Mencius - Confucian Philosopher

Mencius is the Latinized form for Mengzi (Meng Tzu), which means "Master Meng" in Chinese. He is revered as China’s Second Sage, surpassed only by Confucius. His personal name was Ke (K’o), and like Confucius he came from a lower aristocratic family.

Mencius’s mother was widowed, but she made sure that he grew up in a good environment. She is honored as a model mother, and he later showed her great devotion. Mencius studied under the disciple of a grandson of Confucius.

Like Confucius he traveled from state to state attempting to convince rulers to govern by virtue and follow the ways of ancient sage rulers, most often in vain; also like Confucius he was a distinguished teacher. He debated with other philosophers, most notably with Moists. He wrote a book entitled The Mencius, which contains his sayings and teachings.

Mencius expounded on Confucian teachings on government and human nature. He emphasized the quality called ren (jen), which means "humanity" and "love", but unlike the Moists who insisted on universal love, or the obligation to love all equally, Mencius insisted that one’s love to others is graded depending on their mutual relationships and obligations.

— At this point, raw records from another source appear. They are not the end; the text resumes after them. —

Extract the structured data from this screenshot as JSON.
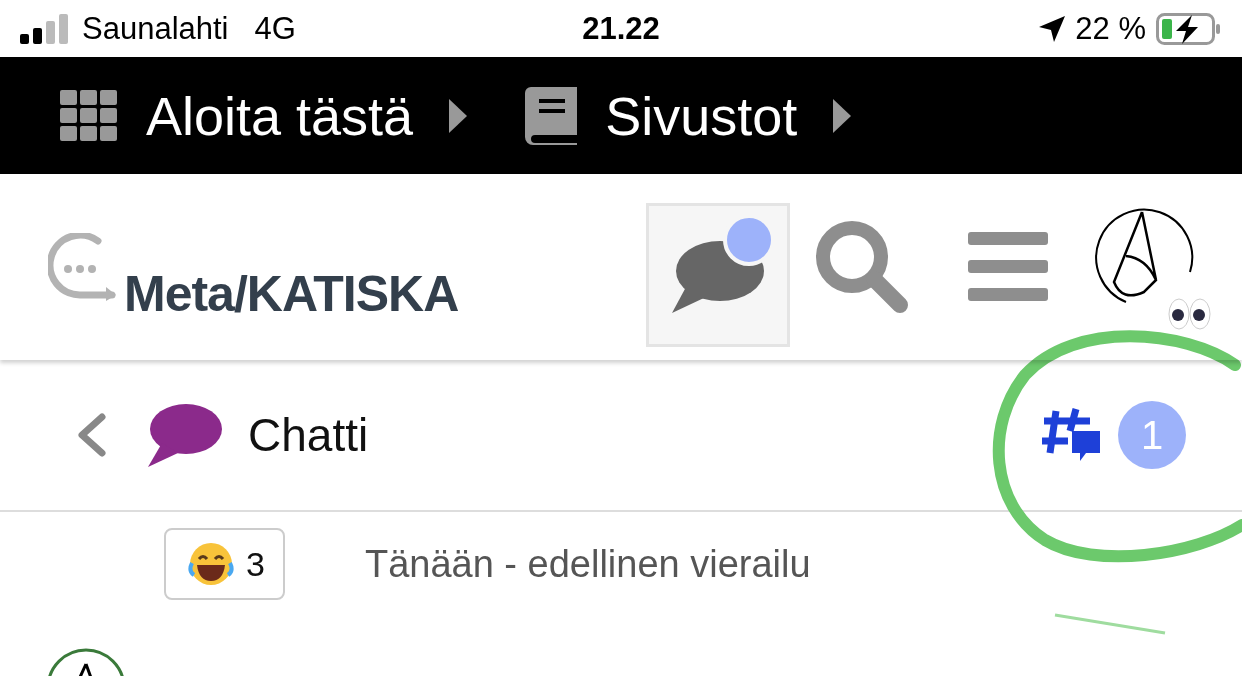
{
  "status_bar": {
    "carrier": "Saunalahti",
    "network": "4G",
    "time": "21.22",
    "battery": "22 %",
    "charging": true
  },
  "top_nav": [
    {
      "kind": "grid",
      "label": "Aloita tästä"
    },
    {
      "kind": "book",
      "label": "Sivustot"
    }
  ],
  "header": {
    "logo_text": "Meta/KATISKA",
    "chat_button": {
      "selected": true,
      "unread": true
    }
  },
  "channel": {
    "title": "Chatti",
    "unread_count": "1"
  },
  "reaction": {
    "count": "3"
  },
  "divider_text": "Tänään - edellinen vierailu"
}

Mencius also insisted on the practice of righteousness, a sense of duty, or yi (i), in human relations. He argued that it was the practice of these virtues that had made the reigns of ancient rulers a golden age.

Mencius lectured about benevolent government, insisting that the government existed for the people, not vice versa. But if the ruler neglected his responsibilities, or worse if he misruled his people, Mencius was more radical than Confucius, saying that such a ruler has forfeited the Mandate of Heaven and should be overthrown.

He further explained that while the ruler owed the people a moral example, he could not expect them to practice virtue without enjoying economic well-being. Thus he advocated and explained various social and economic programs that would be in the enlightened self-interest of rulers to provide.

He idealized the early Zhou dynasty for implementing the well-field system, one that divided the land equitably for groups of eight farming families that jointly farmed a ninth plot for the government and argued for its restoration.

Mencius taught that all people are born with the beginnings of virtue and inclination to goodness, which is as natural as water’s inclination to flow downward. People turn to evil when they neglect to cultivate their innate goodness.

Thus, self-cultivation, a moral education, and the study of history are essential for individuals to return to purity, and the same applies to states to return to the virtuous ways of the golden age. These teachings have made Mencius loved by the people and feared by tyrants.